**AIM OF THE TASK:** Look through the entries below. Report each line that has the word "Live" in it.

**EXTRACTED ENTRIES:**
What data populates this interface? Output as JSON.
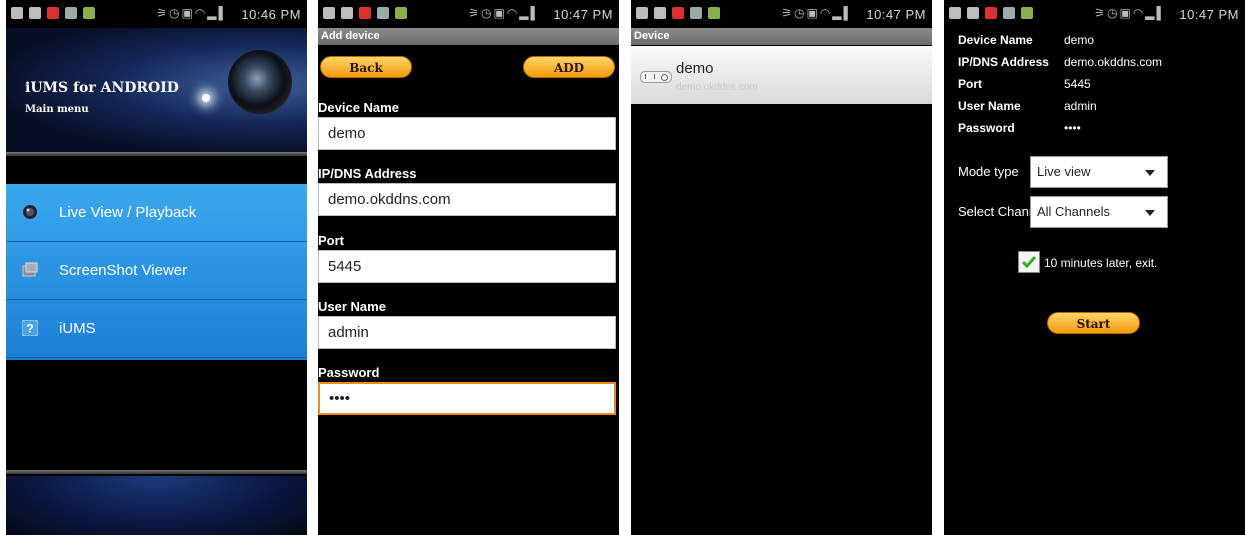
{
  "status": [
    {
      "time": "10:46 PM"
    },
    {
      "time": "10:47 PM"
    },
    {
      "time": "10:47 PM"
    },
    {
      "time": "10:47 PM"
    }
  ],
  "main_menu": {
    "app_title": "iUMS for ANDROID",
    "subtitle": "Main menu",
    "items": [
      {
        "label": "Live View / Playback",
        "icon": "lens-icon"
      },
      {
        "label": "ScreenShot Viewer",
        "icon": "screenshot-icon"
      },
      {
        "label": "iUMS",
        "icon": "help-icon"
      }
    ]
  },
  "add_device": {
    "title": "Add device",
    "back_label": "Back",
    "add_label": "ADD",
    "fields": [
      {
        "label": "Device Name",
        "value": "demo"
      },
      {
        "label": "IP/DNS Address",
        "value": "demo.okddns.com"
      },
      {
        "label": "Port",
        "value": "5445"
      },
      {
        "label": "User Name",
        "value": "admin"
      },
      {
        "label": "Password",
        "value": "••••"
      }
    ]
  },
  "device_list": {
    "title": "Device",
    "devices": [
      {
        "name": "demo",
        "address": "demo.okddns.com"
      }
    ]
  },
  "device_detail": {
    "info": [
      {
        "label": "Device Name",
        "value": "demo"
      },
      {
        "label": "IP/DNS Address",
        "value": "demo.okddns.com"
      },
      {
        "label": "Port",
        "value": "5445"
      },
      {
        "label": "User Name",
        "value": "admin"
      },
      {
        "label": "Password",
        "value": "••••"
      }
    ],
    "mode_type_label": "Mode type",
    "mode_type_value": "Live view",
    "select_channel_label": "Select Chann",
    "select_channel_value": "All Channels",
    "exit_checkbox_label": "10 minutes later, exit.",
    "exit_checked": true,
    "start_label": "Start"
  }
}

**RESPONSE:**
        "label": "Live View / Playback",
    "mode_type_value": "Live view",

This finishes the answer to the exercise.